Players Not Responding to Tippett’s Drive and Coaching

If the Arizona Coyotes’ woes continue, one thing may not happen.

Among conditions which may suffer is low attendance for home games at Gila River Arena, drop in local television ratings and loss of revenue from potential corporate sources.

What will not likely change is coach Dave Tippett behind the bench.

A proud man with a strong hockey heritage, Tippett seems to bite his tongue these days and protects his players through carefully measured words. If Tippett were to unleash his views and status of his club, management would either come down hard or show him the nearest exit. Now, Tippett seems to weather the current stormy period. The poor results to date are not totally unexpected at this portion of the season.

The issue here is time.

Less than three weeks into the season, the Coyotes are dreadful and goalie Mike Smith, upon whom the team banked its chance to improve this season, has been pitiful. Coming into play Thursday night against the Panthers in south Florida, the Coyotes are sitting in the basement of the Pacific Division and their 21 goals scored is second-worst in the Western Conference. Only Nashville, with 19 goals scored, is lower.

Plus, the eight standings points remains among the lowest in the NHL. Only Carolina and Buffalo have fewer points and the Coyotes are tied with the Panthers with those eight points.

Dave Tippett (Rob Grabowski-USA TODAY Sports)
Dave Tippett (Rob Grabowski-USA TODAY Sports)

To exacerbate the Coyotes’ current standing, the production of captain Shane Doan and center Sam Gagner remains under the microscope.  Through Tuesday’s loss to the Lightning, Doan has one goal on the season and Gagner two assists. Both said before the current four-game road trip the season is early and production will increase.

“Things are coming,” said Gagner. “There are situations in a game where I want to do things right. Sure, you want to shoot at certain times but if you make the wrong decision, you put your team in jeopardy. Look, we’re a lunch-pail, hard-working group of guys and the consistency in our game will come.”
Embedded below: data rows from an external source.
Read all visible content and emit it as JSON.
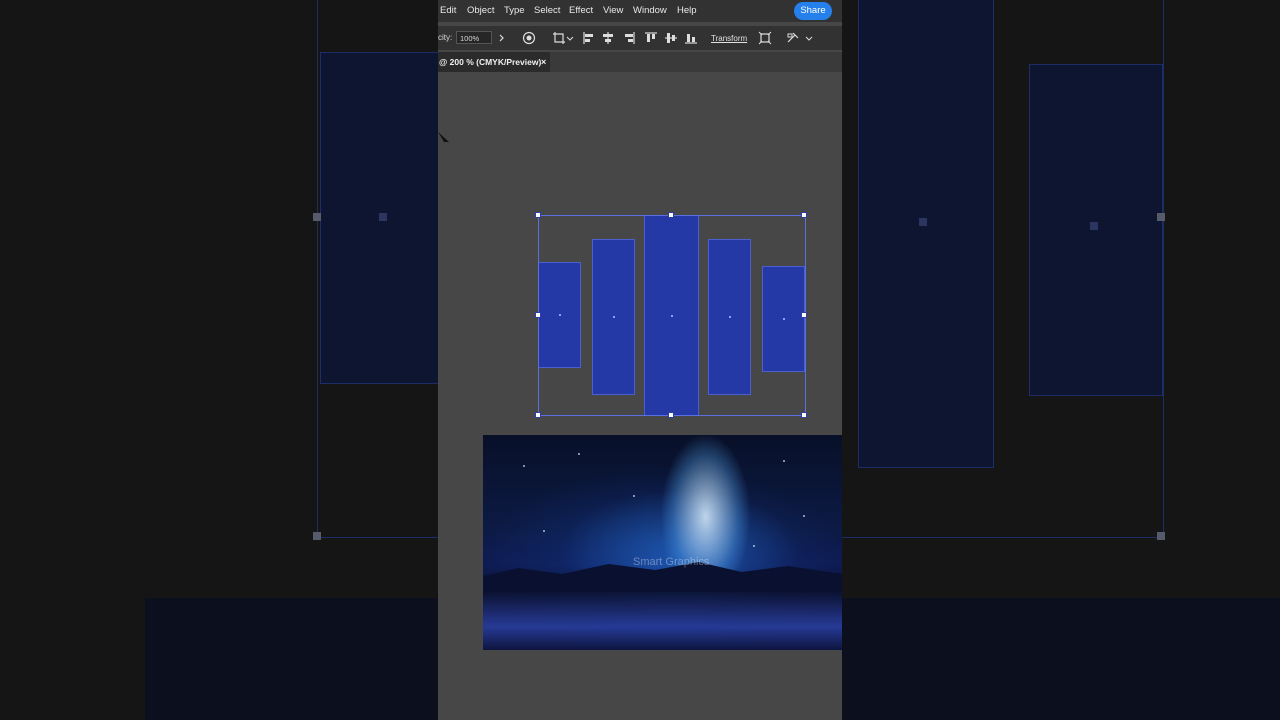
{
  "menu": {
    "items": [
      "Edit",
      "Object",
      "Type",
      "Select",
      "Effect",
      "View",
      "Window",
      "Help"
    ],
    "share_label": "Share"
  },
  "options_bar": {
    "opacity_label": "city:",
    "opacity_value": "100%",
    "transform_label": "Transform"
  },
  "document": {
    "tab_label": "@ 200 % (CMYK/Preview)",
    "close_glyph": "×"
  },
  "artwork": {
    "image_watermark": "Smart Graphics"
  },
  "colors": {
    "accent": "#2680eb",
    "shape_fill": "#2539a6",
    "selection": "#5a6fe0",
    "canvas": "#474747"
  }
}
If there is one player which Tippett has placed under that microscope, it is Smith.

Mike Smith under a microscope

Perhaps the best word to describe his play, so far in the 2014-15 season, is unreliable. From yielding four, first period goals in the opening game of the season to the Jets to being pulled after allowing six goals against the Lightning earlier this week, Smith’s play is hardly worthy of Vezina consideration. While Tippett can turn to veteran Devan Dubnyk, the desire is to let Smith work out his maladies and duly recover.

Yet, Tippett does not have the luxury of time. That’s because the Western Conference to so competitive that  any lapse in time will push the Coyotes further in an abyss. Prior to Thursday’s game with the Panthers, they are nine standings points behind the Pacific-leading Ducks and out of any playoff consideration.

While Tippett’s job may not be in question, individual players need to step up their game.

Aside from Smith, defenseman Keith Yandle’s play in is own end needs improvement. Despite the glory of his offensive game, Yandle is a defensive liability. Last season, the Boston native topped the Coyotes with a minus 23 and through the opening eight games, he stands at a minus 1. Of all players on the 23-man roster, only left wing Mikkel Boedker is in the plus column, plus one.

Defenseman Oilver Ekman-Larsson, once thought as a Norris candidate, leads the team with a minus 11.

To be fair, Tippett can work only so much magic. While his disdain of losing is evident and his words short after losses, the coach is not is not the answer here. Tippett has been dealt a hand of marginal hockey players and, to his misfortune, we see the results.